Go(golang) is a very fast and efficient compiled programming language. Much like
how you can build Python C-extensions to speed up your python applications, Python
developers also have the option to build Go components that are embedded into their python.
A Simple Demonstration
Before you get started, make sure to install golang.
We’ll create a Go file named gcode.go that has a function in it that simply
prints a string. Then in Python, we’ll call that function.
Put the following contents into gocode.go:
The important bit of the Go code is //export say_hi. This tells the Go compiler
to export the function to be able to be used in the .so file we’ll build next.
Also, please notice the use of the Go C library to convert C types to Go types.
So, next we compile it into an .so file::
The -buildmode=c-shared bit is important here as we need to create an
.so(shared object) file.
Finally, hook it up with python:
The Python wiring here relies on ctypes. After getting some of the cruft out of
arranging the function signatures, it’s really pretty easy.
Embedding groupcache into Python
groupcache is a great caching library
written in Go. It allows Go applications to implement a shared LRU cache and is

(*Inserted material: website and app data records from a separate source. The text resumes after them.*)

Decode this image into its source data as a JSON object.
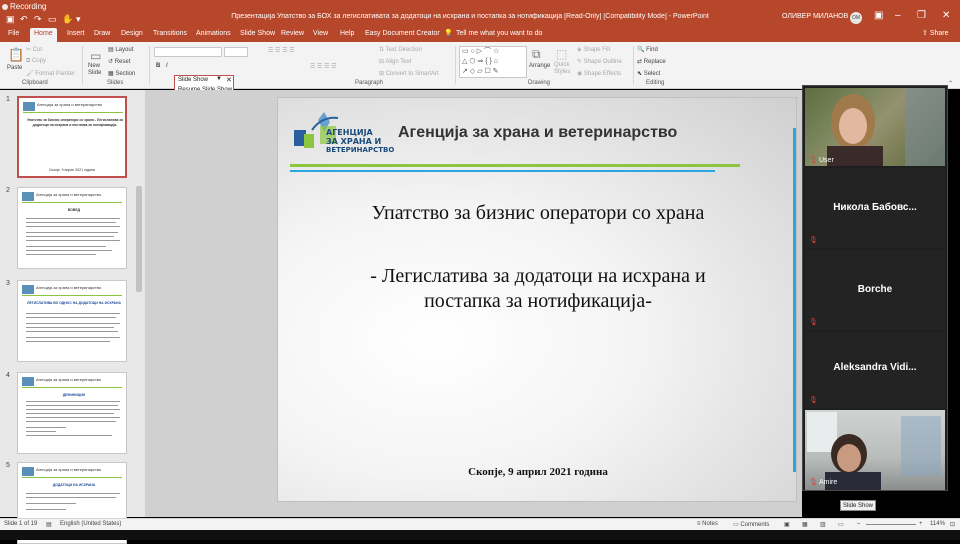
{
  "recording": {
    "label": "Recording"
  },
  "window": {
    "title": "Презентација Упатство за БОХ за легислативата за додатоци на исхрана и постапка за нотификација [Read-Only] [Compatibility Mode] - PowerPoint",
    "user": "ОЛИВЕР МИЛАНОВ",
    "avatar": "OM"
  },
  "ribbon_tabs": [
    "File",
    "Home",
    "Insert",
    "Draw",
    "Design",
    "Transitions",
    "Animations",
    "Slide Show",
    "Review",
    "View",
    "Help",
    "Easy Document Creator"
  ],
  "tell_me": "Tell me what you want to do",
  "share": "Share",
  "clipboard": {
    "paste": "Paste",
    "cut": "Cut",
    "copy": "Copy",
    "format_painter": "Format Painter",
    "group": "Clipboard"
  },
  "slides_group": {
    "new_slide": "New Slide",
    "layout": "Layout",
    "reset": "Reset",
    "section": "Section",
    "group": "Slides"
  },
  "paragraph": {
    "text_direction": "Text Direction",
    "align_text": "Align Text",
    "convert_smartart": "Convert to SmartArt",
    "group": "Paragraph"
  },
  "drawing": {
    "arrange": "Arrange",
    "quick_styles": "Quick Styles",
    "shape_fill": "Shape Fill",
    "shape_outline": "Shape Outline",
    "shape_effects": "Shape Effects",
    "group": "Drawing"
  },
  "editing": {
    "find": "Find",
    "replace": "Replace",
    "select": "Select",
    "group": "Editing"
  },
  "slideshow_popup": {
    "title": "Slide Show",
    "resume": "Resume Slide Show"
  },
  "thumbnails": [
    {
      "num": "1",
      "title": "Агенција за храна и ветеринарство",
      "body": "Упатство за бизнис оператори со храна - Легислатива за додатоци на исхрана и постапка за нотификација-",
      "foot": "Скопје, 9 април 2021 година"
    },
    {
      "num": "2",
      "title": "Агенција за храна и ветеринарство",
      "body": "ВОВЕД",
      "foot": ""
    },
    {
      "num": "3",
      "title": "Агенција за храна и ветеринарство",
      "body": "ЛЕГИСЛАТИВА ВО ОДНОС НА ДОДАТОЦИ НА ИСХРАНА",
      "foot": ""
    },
    {
      "num": "4",
      "title": "Агенција за храна и ветеринарство",
      "body": "ДЕФИНИЦИИ",
      "foot": ""
    },
    {
      "num": "5",
      "title": "Агенција за храна и ветеринарство",
      "body": "ДОДАТОЦИ НА ИСХРАНА",
      "foot": ""
    }
  ],
  "slide": {
    "logo_lines": [
      "АГЕНЦИЈА",
      "ЗА ХРАНА И",
      "ВЕТЕРИНАРСТВО"
    ],
    "agency": "Агенција за храна и ветеринарство",
    "title": "Упатство за бизнис оператори со храна",
    "subtitle_1": "- Легислатива за додатоци на исхрана и",
    "subtitle_2": "постапка за нотификација-",
    "date": "Скопје, 9 април 2021 година"
  },
  "participants": [
    {
      "name": "User",
      "type": "video"
    },
    {
      "name": "Никола  Бабовс...",
      "type": "name"
    },
    {
      "name": "Borche",
      "type": "name"
    },
    {
      "name": "Aleksandra  Vidi...",
      "type": "name"
    },
    {
      "name": "Amire",
      "type": "video"
    }
  ],
  "tooltip": "Slide Show",
  "status": {
    "slide_count": "Slide 1 of 19",
    "language": "English (United States)",
    "notes": "Notes",
    "comments": "Comments",
    "zoom": "114%"
  },
  "colors": {
    "accent": "#b7472a",
    "green_line": "#8cc63f",
    "blue_line": "#29a8e0"
  }
}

groupcache has one caveat: It is a read-only cache. You can not modify values once they are in the cache. This means, the only way you can do invalidation is by issuing a new key for a cache value.

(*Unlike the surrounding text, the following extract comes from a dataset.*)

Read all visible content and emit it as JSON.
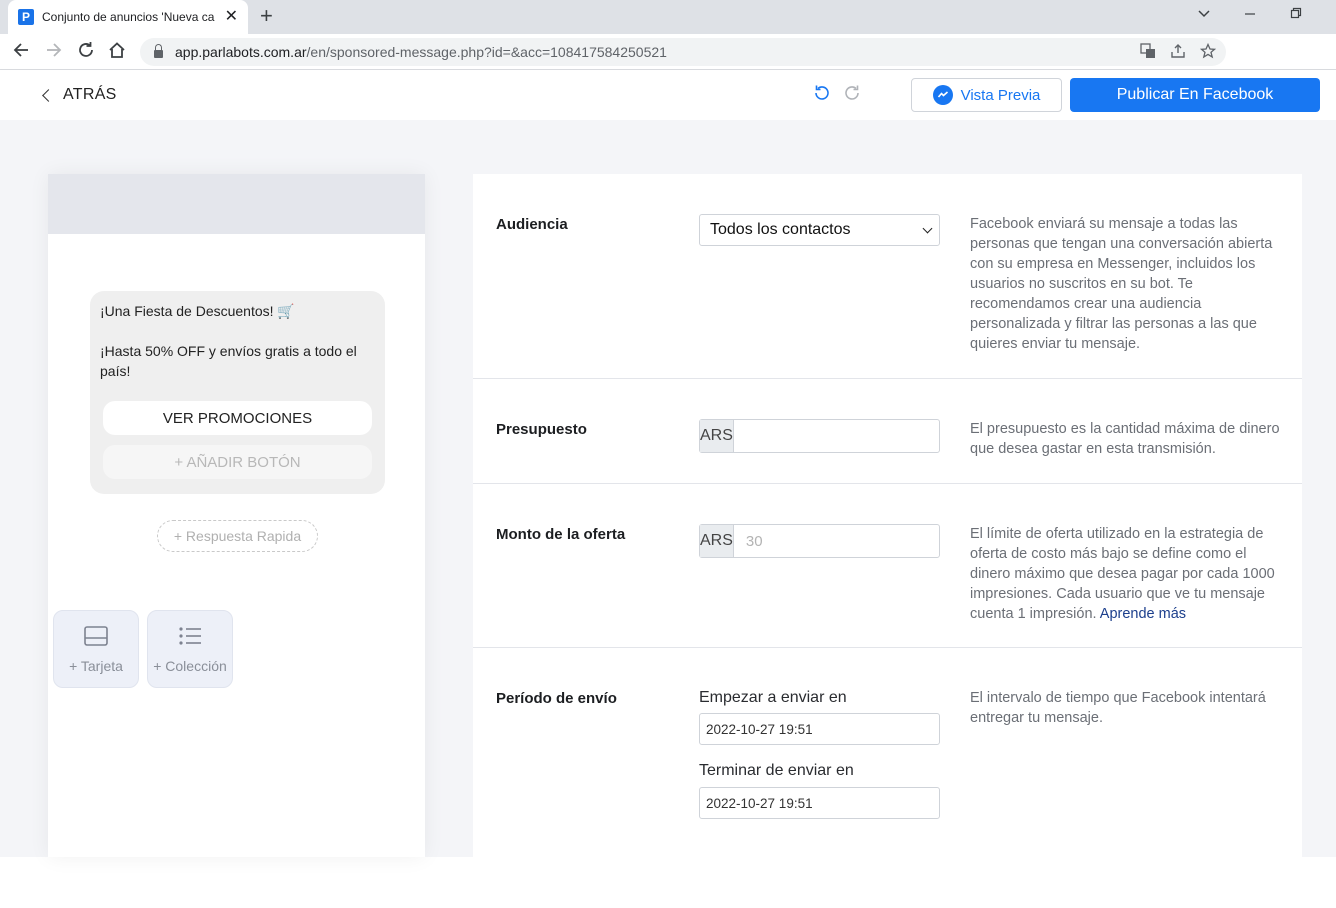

At Onna, we investigated the feasibility of using
groupcache in Python. It ended up being that we couldn’t use it for our use-case;
however, since Onna likes to open source all that we can, we wanted to open
source the project in case anyone was interested in developing the implementation further.
From there, it’s using the same method as described above for exposing Go
functions to export to the .so and using ctypes in Python to setup the
Finally, the Python wiring::
The original goal of this was to provide a guillotina database shared cache
implementation that was really fast.
We had to abandon it for a
because dealing the the read-only aspect of the cache came with it’s own
complexity and issues.
Once I understood the initial setup of how to integrate Go with Python,
it was really nice to work with. Go is a great language. I am going to consider
it instead of c-extensions when I need to optimize my Python code from now on.